Jersey could have fewer politicians under reform plan
Jersey could have fewer politicians if a new plan for reform is approved in November.
Deputy Andrew Green wants a smaller assembly made up of seven senators, 12 constables and 28 deputies.
His is the sixth proposition for reform of the island's parliament after members rejected the outcome of a referendum in July.
Deputy Green's plan will also include a referendum on whether constables should have a seat in the States.
He said the question of whether constables should stay in the States was not adequately answered by April's Referendum.
His is not the only plan to hold another referendum.Referendum plans
The Privileges and Procedures Committee has submitted proposals to redistribute parish representation and reduce the number of senators from 10 to six.
With so many different versions of reform, it is hard to see which will satisfy the majority of States members.
Part of it will be down to personalities, but two of them call for another referendum.
Who will want one of those when the States ignored the last one?
If approved, the changes would come into effect in time for the next General Election in October 2014.
At that election, voters would also face a referendum on further reform.
This would ask - in a simple yes or no format - whether the present system of senators, constable and deputies should be replaced by a single category of States members, elected by district.
Currently, 10 senators are elected on an island-wide basis, while the 12 individual parishes choose one constable each.
In addition, 29 deputies are chosen by the parishes - or areas within parishes - to represent them.

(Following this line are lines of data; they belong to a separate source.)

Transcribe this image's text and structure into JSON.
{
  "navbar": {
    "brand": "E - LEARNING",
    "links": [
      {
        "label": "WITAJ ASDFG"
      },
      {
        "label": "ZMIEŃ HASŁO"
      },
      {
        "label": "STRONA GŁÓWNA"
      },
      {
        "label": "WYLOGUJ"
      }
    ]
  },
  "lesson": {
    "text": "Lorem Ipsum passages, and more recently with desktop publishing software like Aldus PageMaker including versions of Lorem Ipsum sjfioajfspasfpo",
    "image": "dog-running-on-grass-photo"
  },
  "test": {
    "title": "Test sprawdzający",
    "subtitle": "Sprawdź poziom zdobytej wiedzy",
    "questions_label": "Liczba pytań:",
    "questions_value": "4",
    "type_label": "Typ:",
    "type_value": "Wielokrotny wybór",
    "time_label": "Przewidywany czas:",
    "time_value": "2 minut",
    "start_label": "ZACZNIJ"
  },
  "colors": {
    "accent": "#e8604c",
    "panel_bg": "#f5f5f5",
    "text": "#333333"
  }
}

While he keeps all three types of States member under his plans, Deputy Green's plan is to create seven large voting districts, each returning four representatives.
St Helier, traditionally under represented in the States, gets 12 deputies plus a constable elected from three districts.

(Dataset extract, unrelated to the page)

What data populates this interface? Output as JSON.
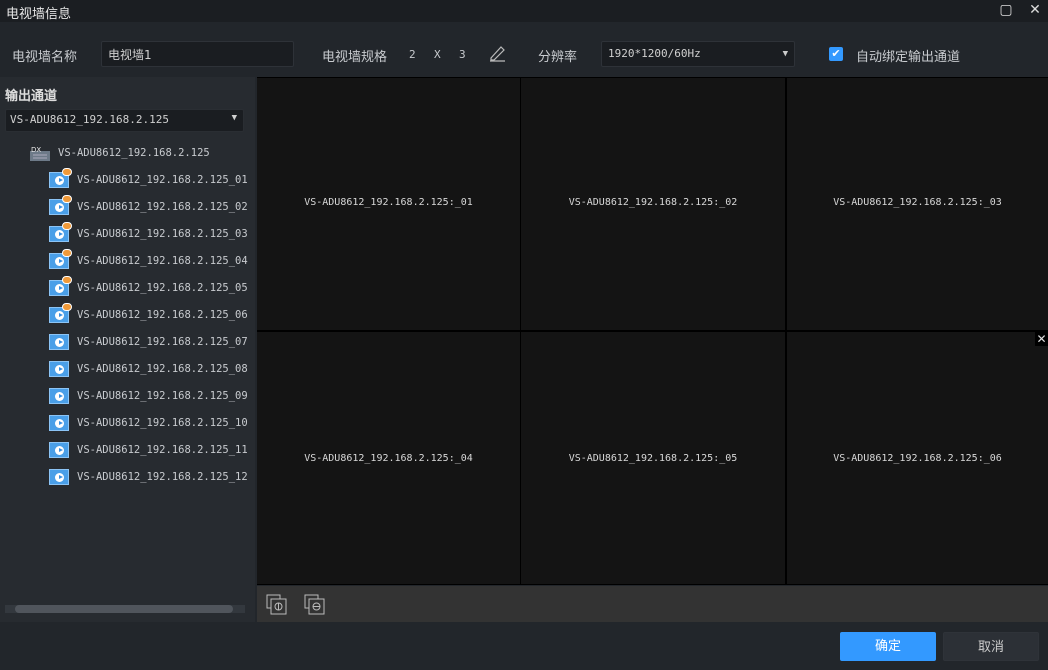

The remaining four districts follow those recommended by the Electoral Commission.
Deputy Green says his plan "keeps all the principles of the commission's work with fewer politicians, voter equity and super-constituencies, but it also allows further easy reform in the future".
Political commentator Adrian Lee said members wanted to introduce reforms by the next election in 2014 but would face a "huge challenge".
Other options for reform include changing the number of politicians, the type of politicians and the size of districts.
Deputy Montfort Tadier wants the States to change how people vote.
His idea would see a single transferable vote (STV) for multi-member constituencies, and an alternative vote (AV) for single member constituencies.
All the options for reform will be debated on 5 November with the hope of approving changes in time for the next election in October 2014.